Looking back, I value the time that I spend in these little part-time jobs. I had already practiced as a lawyer in Zimbabwe and there I was now – a student and doing odd jobs that I never thought I would ever do. But they taught me a lot and I am grateful that I was able to do them. Many students in the UK go through this whether or not they come from rich families – they do these tasks for ‘work experience’ but really, it is ‘life experience’ in that it equips you for life. For sure, you learn to value every person and their contribution to the team and the organisation.
From that time, I learnt to look at the office cleaner in a different way. I learnt to appreciate the guy who looked after the toilets. I learnt to be kind to the waiter and the waitress and that if I was not happy with something, I didn’t have to shout and rant at them. I learnt to forgive and smile if the silver service waiter accidentally dropped a piece of broccoli on my suit – because that smile means a great deal to him.
But above all, it cemented by belief in the importance of standing for the small guy, the little man or woman who is often thrown to the margins and forgotten. I appreciated the importance of a thank you and what it means to the other person.
These are small things that matter a great deal in life. Our politicians – most of them, anyway, oft-times do not appreciate this. Instead, they like to show their power. They like to be felt. They even answer their mobile phones by announcing to the caller that they are speaking to ‘The Honourable so and so’. The ordinary people, too, have been conditioned to treat their political leaders like gods – they carry their bags and newspapers, they address them like demi-gods. They must call them ‘The Honourable so and so’ even when they are having a drink at the local pub. If they are late for a rally, they wait because in their minds, that is what all big people do.
I witnessed political colleagues who used the most uncouth language in front of people, and politicians who dressed down elderly people – mothers and fathers of children – in public, notwithstanding that they would have walked long distances and sacrificed to come and talk to them. When people wrote offering suggestions and ideas, from wherever they were, they were barely acknowledged. One political colleague even had the temerity to ask me why I was responding to those emails.
I saw politicians who set a meeting but never pitched up or if they did eventually come, they arrived hours later and never apologised. And expected everyone to wait for them. Instead, they would berate people.
I saw politicians who never picked up their phones or responded to messages. In short, I saw politicians who took people for granted. Some of these politicians are revered by their ardent supporters and are held in high regard. And the media, uncritical as ever, has deified them.
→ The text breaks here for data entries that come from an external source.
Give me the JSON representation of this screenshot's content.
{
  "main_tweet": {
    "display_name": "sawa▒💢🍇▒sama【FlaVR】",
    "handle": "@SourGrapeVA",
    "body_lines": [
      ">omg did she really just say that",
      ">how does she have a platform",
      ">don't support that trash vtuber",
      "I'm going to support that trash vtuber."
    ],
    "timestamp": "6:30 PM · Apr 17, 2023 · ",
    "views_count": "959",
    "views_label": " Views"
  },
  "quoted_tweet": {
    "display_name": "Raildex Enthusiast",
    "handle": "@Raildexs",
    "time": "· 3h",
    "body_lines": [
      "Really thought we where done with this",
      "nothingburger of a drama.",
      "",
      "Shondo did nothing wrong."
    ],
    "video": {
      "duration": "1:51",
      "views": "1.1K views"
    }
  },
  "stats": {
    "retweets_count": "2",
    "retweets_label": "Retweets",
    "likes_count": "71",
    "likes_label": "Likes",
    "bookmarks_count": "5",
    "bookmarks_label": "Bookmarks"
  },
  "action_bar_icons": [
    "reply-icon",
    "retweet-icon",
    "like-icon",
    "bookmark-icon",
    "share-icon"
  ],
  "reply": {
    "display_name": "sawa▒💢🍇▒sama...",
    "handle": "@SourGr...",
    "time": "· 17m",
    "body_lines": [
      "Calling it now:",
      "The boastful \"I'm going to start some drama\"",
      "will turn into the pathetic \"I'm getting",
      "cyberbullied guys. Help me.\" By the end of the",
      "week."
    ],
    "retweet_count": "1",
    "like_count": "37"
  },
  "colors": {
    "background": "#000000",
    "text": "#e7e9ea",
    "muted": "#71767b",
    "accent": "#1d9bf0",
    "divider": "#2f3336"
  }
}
It is partly for this reason that there is a disjuncture between what detached observers think and what the ordinary people actually know from their experiences. Political arrogance alone does not explain the MDC’s misfortunes in last year’s disastrous elections but it was a problem and it is something that requires attention.